In another report on the same day Sputnik presented even more “evidence” proving that there is no free media in Ukraine. Petro Poroshenko government’s decision to ban Russia‘s propaganda channels “Rossiya Segodnya” and “RIA Novosti” was criticized. Propagandists portrayed it as allegedly an act of censorship and a violation of freedom of speech.

However, as usual, Kremlin only talks about what corresponds to their preconceived political and ideological position and seeks to ignore or suppress all the inconvenient facts. For example, the facts that Babchenko moved to Kyiv to escape Kremlin’s censorship, threats, and persecution. It is inconvenient for Kremlin to remember or even mention the journalists who were murdered because they were seen as threats to the regime: Anna Politkovskaya, Anastasia Baburova, Stanislav Markelov, Natalya Estemirova, and others.

According to the “Reporters Without Borders” world press freedom index, Russia is 148th out of 180, whereas Ukraine is way higher (101st). “Reporters Without Borders” stress that the strict means against the press have been strengthened from 2012 when Vladimir Putin came back to Kremlin. Independent media is either subjected to the regime or forced to close. It is stressed that now there is an unprecedented number of journalists (at least 5) and many more bloggers that are incarcerated. According to the organization, murders and violent attacks against journalists are not thoroughly investigated, perpetrators do not face justice. The “Freedom House” in their report on freedom of the press also talk about the systematic persecution of journalists in Russia by applying both legal instruments and brutal violence. Having all this in mind, it is certainly not for Moscow to complain about media freedom and safety of journalists in neighbouring countries.

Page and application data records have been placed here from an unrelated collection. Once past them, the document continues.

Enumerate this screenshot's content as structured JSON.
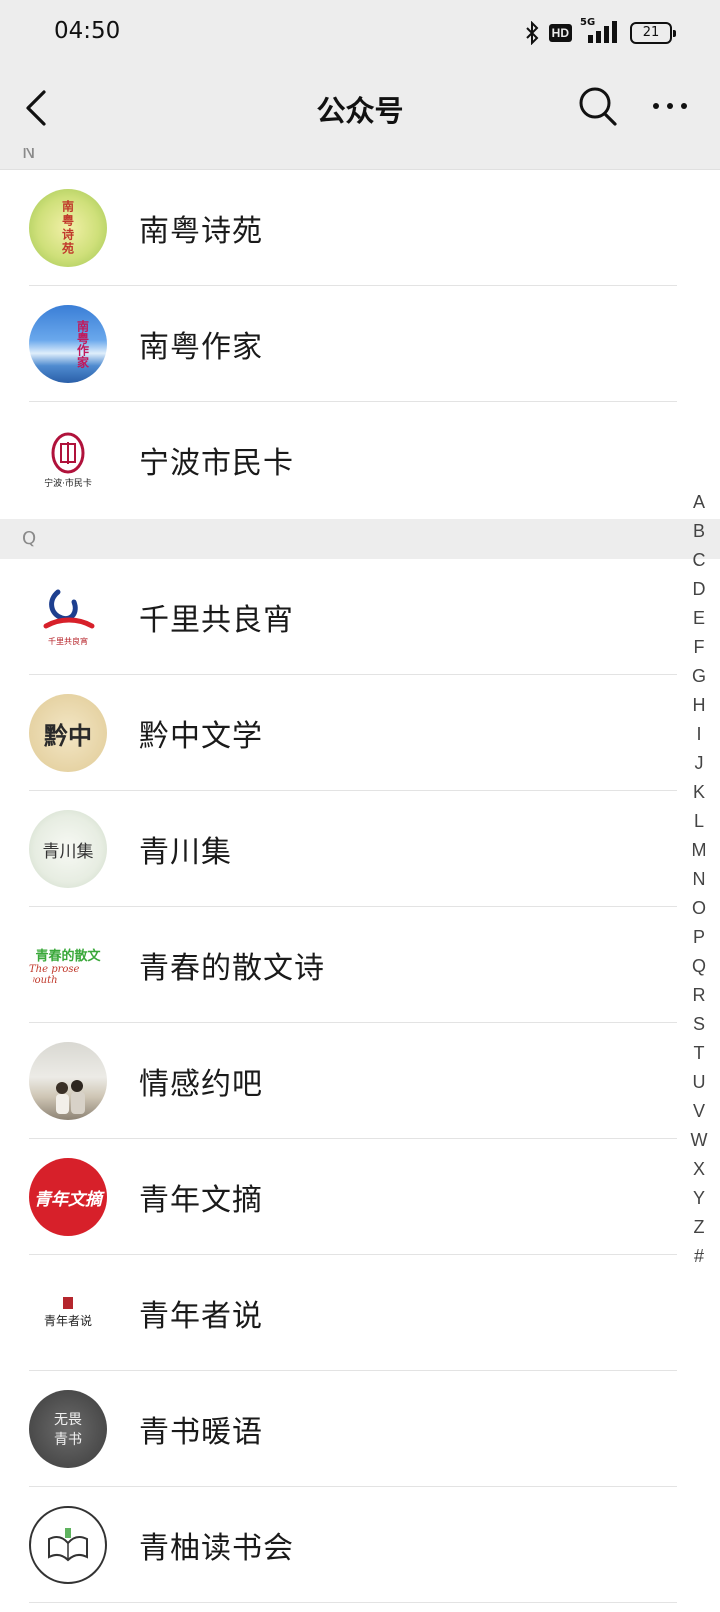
{
  "status": {
    "time": "04:50",
    "hd": "HD",
    "network": "5G",
    "battery": "21"
  },
  "nav": {
    "title": "公众号"
  },
  "sections": [
    {
      "letter": "N"
    },
    {
      "letter": "Q"
    }
  ],
  "accounts": [
    {
      "name": "南粤诗苑"
    },
    {
      "name": "南粤作家"
    },
    {
      "name": "宁波市民卡"
    },
    {
      "name": "千里共良宵"
    },
    {
      "name": "黔中文学"
    },
    {
      "name": "青川集"
    },
    {
      "name": "青春的散文诗"
    },
    {
      "name": "情感约吧"
    },
    {
      "name": "青年文摘"
    },
    {
      "name": "青年者说"
    },
    {
      "name": "青书暖语"
    },
    {
      "name": "青柚读书会"
    }
  ],
  "avatar_text": {
    "nanyue_shiyuan": "南粤诗苑",
    "nanyue_zuojia": "南粤作家",
    "ningbo": "宁波·市民卡",
    "qianli": "千里共良宵",
    "qianzhong": "黔中",
    "qingchuan": "青川集",
    "qingchun_cn": "青春的散文",
    "qingchun_en": "The prose youth",
    "qingnian_wenzhai": "青年文摘",
    "qingnian_zheshuo": "青年者说",
    "qingshu_top": "无畏",
    "qingshu_bottom": "青书"
  },
  "index_letters": [
    "A",
    "B",
    "C",
    "D",
    "E",
    "F",
    "G",
    "H",
    "I",
    "J",
    "K",
    "L",
    "M",
    "N",
    "O",
    "P",
    "Q",
    "R",
    "S",
    "T",
    "U",
    "V",
    "W",
    "X",
    "Y",
    "Z",
    "#"
  ],
  "colors": {
    "bar_bg": "#ededed",
    "divider": "#e3e3e3",
    "section_text": "#8a8a8a",
    "qingnian_red": "#d7202a"
  }
}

The text is part of the project which is aimed at strengthening democracy and civil society as well as fostering closer ties with the EU Eastern Partnership countries (Ukraine, Moldova, Georgia) by spreading independent information with the help of contemporary solutions. The project is implemented by Vilnius Institute for Policy Analysis, and is financed as part of Lithuanian Ministry of Foreign Affairs‘ Development Cooperation and Democracy Promotion Programme.

Categories: World News

Atlantic Council launches comprehensive website to track Russian disinformation

Fri, 06/08/2018 - 13:13

By The Atlantic Council

June 6, 2018 the Atlantic Council launched, an interactive online guide to track the Kremlin’s disinformation campaigns abroad. The portal brings together 23 top organizations and more than 80 experts fighting Russian disinformation in the United States and Europe, and is an initiative of the Atlantic Council’s Eurasia Center.

The disinformation portal was designed for journalists, governments, and policymakers. It features expert content with multimedia content produced by the Atlantic Council and its partners explaining Russia’s ongoing influence operations. It also allows users to find and connect with experts by country, language, and expertise; view stories and reports from Atlantic Council partners; and explore in-depth country profiles. The portal complements and coordinates existing counter-disinformation efforts across the transatlantic community.

“It’s time to stop ‘admiring the problem’ of Russian disinformation and start fighting back, using the tools of democratic societies to counter the autocrat’s playbook,” said Ambassador Daniel Fried, a Distinguished Fellow at the Atlantic Council. “The network launched today is a tool for all those ready to step up in this struggle, be they journalists in the Free World or activists under threat of authoritarians.”

By The Atlantic Council

Categories: World News